How will Google’s change in Ad display effect Ad Grants charities?
Google Ad Grants for charities have been helping non profit organisations make more from their PPC campaigns for a few years now. But are the recent changes to how adverts are displayed on Google searches going to damage charities more than anyone else?
How Google Ads have changed
Only last month Google announced that they were to get rid of the adverts that are displayed on the right hand side of search results. We can’t say that this came as much of a surprise.
Firstly, as we progress towards a mobile dominated surfing environment, websites need to now be built for mobile devices first and foremost. As such, sidelined content is becoming a thing of the past. By removing the right hand side adverts across the board they can now create a similar user experience on both desktop and mobile.
Secondly, with a reduction in the amount of advertising spaces offered, Google hope to improve the quality of links adverts delivered to users.
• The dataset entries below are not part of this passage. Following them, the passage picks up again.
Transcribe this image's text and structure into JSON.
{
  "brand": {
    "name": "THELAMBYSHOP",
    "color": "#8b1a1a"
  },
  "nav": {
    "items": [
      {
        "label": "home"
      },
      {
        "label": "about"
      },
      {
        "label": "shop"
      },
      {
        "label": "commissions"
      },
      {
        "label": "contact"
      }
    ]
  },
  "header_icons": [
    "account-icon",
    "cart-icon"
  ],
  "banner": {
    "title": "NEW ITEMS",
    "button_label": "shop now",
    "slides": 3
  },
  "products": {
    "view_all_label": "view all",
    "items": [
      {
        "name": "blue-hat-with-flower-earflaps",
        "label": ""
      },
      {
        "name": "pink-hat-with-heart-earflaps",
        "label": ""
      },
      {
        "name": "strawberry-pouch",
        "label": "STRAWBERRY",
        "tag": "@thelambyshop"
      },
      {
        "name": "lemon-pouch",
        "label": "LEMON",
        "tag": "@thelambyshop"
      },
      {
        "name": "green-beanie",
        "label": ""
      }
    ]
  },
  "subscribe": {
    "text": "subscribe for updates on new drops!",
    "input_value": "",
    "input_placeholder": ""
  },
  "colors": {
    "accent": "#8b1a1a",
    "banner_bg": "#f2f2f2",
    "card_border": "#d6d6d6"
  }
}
By removing additional links and increasing the price of the remaining advertising spaces, it should follow that the adverts produced will become more relevant.
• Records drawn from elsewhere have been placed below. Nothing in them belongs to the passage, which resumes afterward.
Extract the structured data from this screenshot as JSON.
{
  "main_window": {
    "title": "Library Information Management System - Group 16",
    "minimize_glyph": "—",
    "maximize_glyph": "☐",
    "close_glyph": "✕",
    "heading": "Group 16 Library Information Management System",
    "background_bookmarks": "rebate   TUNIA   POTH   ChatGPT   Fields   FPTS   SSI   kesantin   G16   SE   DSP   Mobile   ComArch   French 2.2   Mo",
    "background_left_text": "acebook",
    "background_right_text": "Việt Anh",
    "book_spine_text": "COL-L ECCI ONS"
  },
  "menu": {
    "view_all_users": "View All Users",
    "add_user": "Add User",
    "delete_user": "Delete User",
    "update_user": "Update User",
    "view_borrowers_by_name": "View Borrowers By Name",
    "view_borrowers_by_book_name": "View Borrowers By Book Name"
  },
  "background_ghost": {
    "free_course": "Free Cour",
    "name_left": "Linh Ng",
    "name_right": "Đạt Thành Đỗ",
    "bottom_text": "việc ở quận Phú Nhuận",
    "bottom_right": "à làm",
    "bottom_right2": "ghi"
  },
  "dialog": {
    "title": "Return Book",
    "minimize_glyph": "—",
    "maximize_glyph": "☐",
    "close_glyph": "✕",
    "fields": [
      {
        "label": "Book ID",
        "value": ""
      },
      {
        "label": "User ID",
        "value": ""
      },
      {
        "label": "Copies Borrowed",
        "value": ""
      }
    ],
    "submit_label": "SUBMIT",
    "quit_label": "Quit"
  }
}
All of which we can’t argue with. Better user experience and less advertising. Sign us up! But what does this mean for companies, such as charities, whose PPC budgets are considerably less than their large competitors?
How will the Adwords changes affect charities?
Cost Per Click (CPC)
With the Google Ad Grants, the maximum a charity can bid per click is only $2. This was already a pretty sizeable limitation given that most relevant keywords would come in at a considerably larger sum. That’s beside the fact that it’s pretty hard to spend a budget of $10,000 when you can only bid $2 per click.
With less space to advertise, we’re anticipating a rise in the CPC of the more generic keywords, as well as the more unique ones. However, smartly crafted keyword campaigns ought to be focused on long tail keywords that are highly targeted to their audience. Charities will need to get a bit more savvy when it comes to creating and executing campaigns.
Hopefully this might spell the end of the $2 cap which Ad Grants users are pinned to. But then that would mean a bigger loss in profit to Google… I suppose we will have to wait and see just how charitable they are.
There’s no doubt about it. With there only being 7 advertising spaces on offer now, compared to the 11 there were previously, your impressions are going to be down. But that’s not necessarily a bad thing. Christopher Whalen at Torchbox has been studying the affects on his clients’ PPC accounts since the changes began. He has found that whilst his impressions are down by an average of 6%, the click-through-rate is up by 18%.
A better click-through-rate wins out any single day. Anyone who tells you that you’re creating awareness with impressions on the right hand side is either lying to you or, even worse, they actually believe it.
A study on the positions of Ad Grants adverts found that less than 50% of impressions were coming in the top positions on the page. Now that the right hand side bar has gone, this is up to 64% – a considerable increase.
Whilst this is a huge improvement, it’s an obvious one. The only place adverts can be displayed is either at the top or the bottom of the page. However, in order to secure the top PPC positions, charities will need to start looking at how to best optimise their Adwords campaigns. Competition is about to get stiffer.